**WORK REQUEST**
The records, repeated exactly and in full, are the expected answer.

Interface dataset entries
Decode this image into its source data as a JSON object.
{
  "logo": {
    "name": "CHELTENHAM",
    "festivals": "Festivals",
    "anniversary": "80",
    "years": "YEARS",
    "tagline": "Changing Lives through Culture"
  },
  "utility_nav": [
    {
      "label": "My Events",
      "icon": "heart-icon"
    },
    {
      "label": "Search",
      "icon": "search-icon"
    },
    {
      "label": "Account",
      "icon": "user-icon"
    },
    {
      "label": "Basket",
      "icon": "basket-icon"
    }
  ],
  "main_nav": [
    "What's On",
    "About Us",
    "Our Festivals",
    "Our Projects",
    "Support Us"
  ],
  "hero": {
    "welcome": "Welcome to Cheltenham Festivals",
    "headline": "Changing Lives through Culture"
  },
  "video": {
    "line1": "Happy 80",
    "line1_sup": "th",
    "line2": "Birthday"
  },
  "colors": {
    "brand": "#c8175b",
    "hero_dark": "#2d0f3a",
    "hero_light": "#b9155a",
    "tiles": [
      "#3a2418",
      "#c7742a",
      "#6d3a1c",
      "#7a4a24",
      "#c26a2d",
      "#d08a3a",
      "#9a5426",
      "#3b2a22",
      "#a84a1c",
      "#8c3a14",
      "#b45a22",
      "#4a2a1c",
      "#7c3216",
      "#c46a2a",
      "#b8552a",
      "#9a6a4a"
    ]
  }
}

**ANSWER TO THE PROBLEM**
Decode this image into its source data as a JSON object.
{
  "logo": {
    "name": "CHELTENHAM",
    "festivals": "Festivals",
    "anniversary": "80",
    "years": "YEARS",
    "tagline": "Changing Lives through Culture"
  },
  "utility_nav": [
    {
      "label": "My Events",
      "icon": "heart-icon"
    },
    {
      "label": "Search",
      "icon": "search-icon"
    },
    {
      "label": "Account",
      "icon": "user-icon"
    },
    {
      "label": "Basket",
      "icon": "basket-icon"
    }
  ],
  "main_nav": [
    "What's On",
    "About Us",
    "Our Festivals",
    "Our Projects",
    "Support Us"
  ],
  "hero": {
    "welcome": "Welcome to Cheltenham Festivals",
    "headline": "Changing Lives through Culture"
  },
  "video": {
    "line1": "Happy 80",
    "line1_sup": "th",
    "line2": "Birthday"
  },
  "colors": {
    "brand": "#c8175b",
    "hero_dark": "#2d0f3a",
    "hero_light": "#b9155a",
    "tiles": [
      "#3a2418",
      "#c7742a",
      "#6d3a1c",
      "#7a4a24",
      "#c26a2d",
      "#d08a3a",
      "#9a5426",
      "#3b2a22",
      "#a84a1c",
      "#8c3a14",
      "#b45a22",
      "#4a2a1c",
      "#7c3216",
      "#c46a2a",
      "#b8552a",
      "#9a6a4a"
    ]
  }
}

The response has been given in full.